**PROBLEM TO WORK ON:** Which lines in the data below contain the string "structured"? Show each one.

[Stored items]
--------------------------------------------------

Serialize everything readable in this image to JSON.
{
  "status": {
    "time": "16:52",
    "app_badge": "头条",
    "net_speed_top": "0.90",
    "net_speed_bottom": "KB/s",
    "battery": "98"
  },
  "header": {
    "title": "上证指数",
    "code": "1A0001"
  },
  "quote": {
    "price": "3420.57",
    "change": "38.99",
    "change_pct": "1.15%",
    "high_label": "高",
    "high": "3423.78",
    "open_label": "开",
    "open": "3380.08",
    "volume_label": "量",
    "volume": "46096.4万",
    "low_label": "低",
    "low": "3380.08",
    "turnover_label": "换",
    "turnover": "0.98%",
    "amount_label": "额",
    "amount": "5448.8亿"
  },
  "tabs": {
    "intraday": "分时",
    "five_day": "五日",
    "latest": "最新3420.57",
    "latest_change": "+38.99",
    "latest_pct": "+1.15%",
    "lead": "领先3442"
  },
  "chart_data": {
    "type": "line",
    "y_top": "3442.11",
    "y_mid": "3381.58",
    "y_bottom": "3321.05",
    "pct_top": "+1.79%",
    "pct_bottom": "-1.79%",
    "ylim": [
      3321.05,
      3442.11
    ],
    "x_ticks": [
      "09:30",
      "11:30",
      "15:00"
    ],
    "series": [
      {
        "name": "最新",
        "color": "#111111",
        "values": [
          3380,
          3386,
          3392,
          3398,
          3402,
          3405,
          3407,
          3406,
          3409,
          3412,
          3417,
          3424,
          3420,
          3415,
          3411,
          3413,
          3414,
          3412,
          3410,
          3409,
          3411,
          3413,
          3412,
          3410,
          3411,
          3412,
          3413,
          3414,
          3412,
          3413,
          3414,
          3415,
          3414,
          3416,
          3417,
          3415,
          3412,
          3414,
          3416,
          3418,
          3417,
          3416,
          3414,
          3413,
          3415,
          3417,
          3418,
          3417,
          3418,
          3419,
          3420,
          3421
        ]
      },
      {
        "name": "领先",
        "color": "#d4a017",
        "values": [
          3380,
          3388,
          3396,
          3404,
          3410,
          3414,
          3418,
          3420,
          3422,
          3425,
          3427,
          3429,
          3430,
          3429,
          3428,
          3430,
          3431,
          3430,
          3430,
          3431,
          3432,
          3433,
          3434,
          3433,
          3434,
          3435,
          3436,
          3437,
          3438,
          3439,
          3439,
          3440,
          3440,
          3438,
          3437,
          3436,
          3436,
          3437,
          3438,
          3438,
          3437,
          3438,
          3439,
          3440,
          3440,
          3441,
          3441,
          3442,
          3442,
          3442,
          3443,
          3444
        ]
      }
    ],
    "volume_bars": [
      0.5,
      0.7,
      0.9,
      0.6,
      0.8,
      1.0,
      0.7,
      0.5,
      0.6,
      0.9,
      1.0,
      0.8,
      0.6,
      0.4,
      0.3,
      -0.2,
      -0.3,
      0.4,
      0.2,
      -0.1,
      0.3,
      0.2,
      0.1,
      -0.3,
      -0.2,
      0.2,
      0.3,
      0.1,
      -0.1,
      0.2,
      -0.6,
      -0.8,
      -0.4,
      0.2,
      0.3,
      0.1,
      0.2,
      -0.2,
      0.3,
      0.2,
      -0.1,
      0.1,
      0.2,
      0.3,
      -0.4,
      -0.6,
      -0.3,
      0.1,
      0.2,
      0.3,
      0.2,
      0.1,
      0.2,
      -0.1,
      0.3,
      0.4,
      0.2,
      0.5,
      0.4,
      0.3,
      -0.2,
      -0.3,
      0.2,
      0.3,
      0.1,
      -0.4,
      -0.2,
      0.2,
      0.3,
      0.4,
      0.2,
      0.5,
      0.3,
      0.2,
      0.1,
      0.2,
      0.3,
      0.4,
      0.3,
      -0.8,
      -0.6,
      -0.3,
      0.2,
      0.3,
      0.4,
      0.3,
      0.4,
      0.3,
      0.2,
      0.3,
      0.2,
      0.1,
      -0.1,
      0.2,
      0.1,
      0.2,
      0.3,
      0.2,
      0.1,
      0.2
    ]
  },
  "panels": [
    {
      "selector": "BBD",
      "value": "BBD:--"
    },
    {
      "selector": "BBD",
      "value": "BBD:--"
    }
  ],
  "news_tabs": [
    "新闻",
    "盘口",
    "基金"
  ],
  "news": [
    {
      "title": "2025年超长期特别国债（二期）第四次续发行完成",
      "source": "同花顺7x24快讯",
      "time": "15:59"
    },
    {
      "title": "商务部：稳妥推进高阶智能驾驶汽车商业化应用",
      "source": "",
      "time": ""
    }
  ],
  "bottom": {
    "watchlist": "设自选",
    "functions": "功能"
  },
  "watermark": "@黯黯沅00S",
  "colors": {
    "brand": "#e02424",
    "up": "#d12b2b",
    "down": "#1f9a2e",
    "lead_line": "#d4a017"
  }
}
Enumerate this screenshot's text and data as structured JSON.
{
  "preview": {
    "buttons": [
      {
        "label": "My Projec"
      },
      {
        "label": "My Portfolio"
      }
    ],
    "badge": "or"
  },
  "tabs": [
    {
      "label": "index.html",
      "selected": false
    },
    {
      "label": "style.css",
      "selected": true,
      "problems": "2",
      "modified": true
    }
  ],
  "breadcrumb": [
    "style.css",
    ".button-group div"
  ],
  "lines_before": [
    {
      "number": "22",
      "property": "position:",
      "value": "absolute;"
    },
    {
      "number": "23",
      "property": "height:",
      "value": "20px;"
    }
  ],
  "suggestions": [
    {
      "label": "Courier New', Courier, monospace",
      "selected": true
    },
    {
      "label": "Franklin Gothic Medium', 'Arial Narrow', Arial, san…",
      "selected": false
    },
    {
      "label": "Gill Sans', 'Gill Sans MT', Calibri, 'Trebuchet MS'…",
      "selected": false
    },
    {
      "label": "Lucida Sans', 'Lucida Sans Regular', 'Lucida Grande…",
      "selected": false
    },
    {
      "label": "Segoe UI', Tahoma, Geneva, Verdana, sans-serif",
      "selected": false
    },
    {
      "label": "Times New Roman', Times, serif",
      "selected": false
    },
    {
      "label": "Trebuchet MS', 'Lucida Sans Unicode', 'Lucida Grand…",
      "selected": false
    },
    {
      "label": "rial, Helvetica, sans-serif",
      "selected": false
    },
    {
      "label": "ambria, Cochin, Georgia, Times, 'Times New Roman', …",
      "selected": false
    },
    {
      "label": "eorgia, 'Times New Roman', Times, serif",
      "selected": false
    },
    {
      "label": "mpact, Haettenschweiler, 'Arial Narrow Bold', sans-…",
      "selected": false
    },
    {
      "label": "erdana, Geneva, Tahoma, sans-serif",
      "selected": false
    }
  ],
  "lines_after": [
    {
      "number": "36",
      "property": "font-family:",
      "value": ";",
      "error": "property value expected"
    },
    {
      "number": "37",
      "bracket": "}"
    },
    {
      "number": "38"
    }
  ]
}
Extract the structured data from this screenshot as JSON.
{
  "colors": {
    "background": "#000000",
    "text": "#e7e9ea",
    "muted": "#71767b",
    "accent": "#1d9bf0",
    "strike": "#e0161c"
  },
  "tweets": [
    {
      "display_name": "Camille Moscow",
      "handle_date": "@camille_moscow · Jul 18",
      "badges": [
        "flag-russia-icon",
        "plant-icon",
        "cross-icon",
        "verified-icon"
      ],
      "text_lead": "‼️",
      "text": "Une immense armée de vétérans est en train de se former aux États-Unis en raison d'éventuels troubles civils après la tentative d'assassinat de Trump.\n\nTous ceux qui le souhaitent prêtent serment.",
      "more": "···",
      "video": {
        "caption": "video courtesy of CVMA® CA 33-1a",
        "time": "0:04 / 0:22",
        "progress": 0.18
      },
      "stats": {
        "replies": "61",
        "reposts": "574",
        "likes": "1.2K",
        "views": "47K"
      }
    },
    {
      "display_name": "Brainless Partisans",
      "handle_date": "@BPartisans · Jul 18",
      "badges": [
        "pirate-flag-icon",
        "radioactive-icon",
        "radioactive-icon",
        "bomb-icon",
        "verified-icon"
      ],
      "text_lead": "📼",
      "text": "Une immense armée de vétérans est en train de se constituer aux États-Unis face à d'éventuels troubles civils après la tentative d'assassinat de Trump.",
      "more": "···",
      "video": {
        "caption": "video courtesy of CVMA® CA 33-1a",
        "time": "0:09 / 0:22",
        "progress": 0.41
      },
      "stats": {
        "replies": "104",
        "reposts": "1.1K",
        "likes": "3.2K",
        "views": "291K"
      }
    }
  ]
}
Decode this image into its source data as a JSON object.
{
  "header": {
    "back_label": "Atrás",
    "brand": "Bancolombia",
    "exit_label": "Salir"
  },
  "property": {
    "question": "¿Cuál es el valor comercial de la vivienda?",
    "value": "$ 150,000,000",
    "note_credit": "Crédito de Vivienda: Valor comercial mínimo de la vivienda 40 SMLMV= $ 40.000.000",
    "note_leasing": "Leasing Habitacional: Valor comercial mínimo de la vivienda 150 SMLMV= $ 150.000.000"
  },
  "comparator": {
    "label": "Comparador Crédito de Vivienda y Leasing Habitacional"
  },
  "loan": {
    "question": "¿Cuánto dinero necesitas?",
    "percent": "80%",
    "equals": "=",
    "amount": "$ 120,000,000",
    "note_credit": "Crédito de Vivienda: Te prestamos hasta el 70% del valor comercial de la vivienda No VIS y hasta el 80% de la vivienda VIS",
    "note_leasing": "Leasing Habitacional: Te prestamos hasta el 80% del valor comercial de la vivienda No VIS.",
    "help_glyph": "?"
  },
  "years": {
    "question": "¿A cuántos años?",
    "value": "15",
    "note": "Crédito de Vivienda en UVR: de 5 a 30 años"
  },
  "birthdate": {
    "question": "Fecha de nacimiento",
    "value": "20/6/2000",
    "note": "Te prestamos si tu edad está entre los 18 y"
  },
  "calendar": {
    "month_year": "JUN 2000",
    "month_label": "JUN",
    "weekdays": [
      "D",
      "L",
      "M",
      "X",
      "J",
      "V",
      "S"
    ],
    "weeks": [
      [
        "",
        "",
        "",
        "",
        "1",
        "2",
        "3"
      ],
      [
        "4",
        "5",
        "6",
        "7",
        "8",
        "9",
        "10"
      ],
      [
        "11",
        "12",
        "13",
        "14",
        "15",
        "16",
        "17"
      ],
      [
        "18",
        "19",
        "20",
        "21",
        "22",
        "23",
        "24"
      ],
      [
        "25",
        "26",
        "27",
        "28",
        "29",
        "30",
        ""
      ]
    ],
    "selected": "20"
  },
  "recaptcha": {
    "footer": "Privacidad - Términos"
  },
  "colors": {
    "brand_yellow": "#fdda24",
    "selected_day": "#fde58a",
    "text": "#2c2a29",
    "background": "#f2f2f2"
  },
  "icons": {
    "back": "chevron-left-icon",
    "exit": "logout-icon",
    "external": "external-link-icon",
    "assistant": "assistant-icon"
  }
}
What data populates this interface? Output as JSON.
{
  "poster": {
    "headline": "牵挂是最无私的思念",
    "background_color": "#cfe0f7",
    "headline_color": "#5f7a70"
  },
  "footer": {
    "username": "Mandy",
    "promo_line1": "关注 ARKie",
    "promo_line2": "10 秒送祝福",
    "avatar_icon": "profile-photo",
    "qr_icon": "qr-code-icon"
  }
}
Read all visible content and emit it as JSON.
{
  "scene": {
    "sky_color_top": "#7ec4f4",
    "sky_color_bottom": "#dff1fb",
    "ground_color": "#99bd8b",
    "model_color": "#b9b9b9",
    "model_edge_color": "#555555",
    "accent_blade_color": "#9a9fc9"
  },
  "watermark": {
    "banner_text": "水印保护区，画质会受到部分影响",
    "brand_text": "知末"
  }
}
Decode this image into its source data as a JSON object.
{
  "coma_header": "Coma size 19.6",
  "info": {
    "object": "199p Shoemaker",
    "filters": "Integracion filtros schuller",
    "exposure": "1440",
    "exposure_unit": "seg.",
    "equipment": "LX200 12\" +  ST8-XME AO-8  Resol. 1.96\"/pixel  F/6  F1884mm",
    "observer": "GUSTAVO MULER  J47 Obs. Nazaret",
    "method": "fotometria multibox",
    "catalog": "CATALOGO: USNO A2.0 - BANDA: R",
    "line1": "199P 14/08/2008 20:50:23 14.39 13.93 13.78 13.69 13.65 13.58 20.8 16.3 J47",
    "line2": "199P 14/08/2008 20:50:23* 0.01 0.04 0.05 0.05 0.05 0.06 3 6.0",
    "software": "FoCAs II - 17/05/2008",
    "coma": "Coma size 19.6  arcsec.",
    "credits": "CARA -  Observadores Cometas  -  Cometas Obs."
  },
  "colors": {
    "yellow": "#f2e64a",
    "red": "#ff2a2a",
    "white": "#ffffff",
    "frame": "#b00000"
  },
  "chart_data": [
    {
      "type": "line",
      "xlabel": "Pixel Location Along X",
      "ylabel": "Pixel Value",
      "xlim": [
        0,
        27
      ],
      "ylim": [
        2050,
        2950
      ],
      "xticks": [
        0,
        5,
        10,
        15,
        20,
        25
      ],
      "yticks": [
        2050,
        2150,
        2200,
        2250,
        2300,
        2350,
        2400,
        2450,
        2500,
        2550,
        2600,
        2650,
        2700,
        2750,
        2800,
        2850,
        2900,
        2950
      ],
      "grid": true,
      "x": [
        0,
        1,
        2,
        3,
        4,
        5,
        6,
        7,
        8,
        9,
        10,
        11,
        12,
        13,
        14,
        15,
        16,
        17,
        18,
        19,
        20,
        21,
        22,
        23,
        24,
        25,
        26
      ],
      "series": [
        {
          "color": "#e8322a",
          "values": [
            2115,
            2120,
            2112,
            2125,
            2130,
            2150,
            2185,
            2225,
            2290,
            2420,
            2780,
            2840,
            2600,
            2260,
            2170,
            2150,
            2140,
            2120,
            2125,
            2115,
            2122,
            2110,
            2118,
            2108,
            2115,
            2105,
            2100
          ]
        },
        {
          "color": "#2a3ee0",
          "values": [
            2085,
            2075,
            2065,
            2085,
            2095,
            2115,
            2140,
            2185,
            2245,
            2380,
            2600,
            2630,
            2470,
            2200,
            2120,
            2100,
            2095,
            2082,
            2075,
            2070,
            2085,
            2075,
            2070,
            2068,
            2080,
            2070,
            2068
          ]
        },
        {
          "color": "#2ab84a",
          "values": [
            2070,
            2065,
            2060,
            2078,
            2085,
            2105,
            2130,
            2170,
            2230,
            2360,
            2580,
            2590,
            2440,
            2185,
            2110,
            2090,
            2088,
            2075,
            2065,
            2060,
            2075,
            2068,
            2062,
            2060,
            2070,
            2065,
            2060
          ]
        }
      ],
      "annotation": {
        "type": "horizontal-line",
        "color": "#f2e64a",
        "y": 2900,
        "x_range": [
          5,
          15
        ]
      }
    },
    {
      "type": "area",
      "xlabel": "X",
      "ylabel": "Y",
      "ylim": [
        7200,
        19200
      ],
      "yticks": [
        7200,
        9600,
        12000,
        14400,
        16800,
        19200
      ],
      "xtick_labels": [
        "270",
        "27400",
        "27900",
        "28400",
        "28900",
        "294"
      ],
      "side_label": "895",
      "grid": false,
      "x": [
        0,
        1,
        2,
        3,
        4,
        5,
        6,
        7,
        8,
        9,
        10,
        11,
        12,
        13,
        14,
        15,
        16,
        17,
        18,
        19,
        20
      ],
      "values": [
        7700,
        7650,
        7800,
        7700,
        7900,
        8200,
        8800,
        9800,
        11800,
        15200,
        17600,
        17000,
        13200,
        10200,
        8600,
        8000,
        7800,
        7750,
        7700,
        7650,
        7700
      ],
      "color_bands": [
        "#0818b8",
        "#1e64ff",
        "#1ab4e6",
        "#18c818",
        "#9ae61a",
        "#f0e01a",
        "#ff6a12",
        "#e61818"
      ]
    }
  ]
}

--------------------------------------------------

**ANSWER SECTION:**
Enumerate this screenshot's text and data as structured JSON.
Extract the structured data from this screenshot as JSON.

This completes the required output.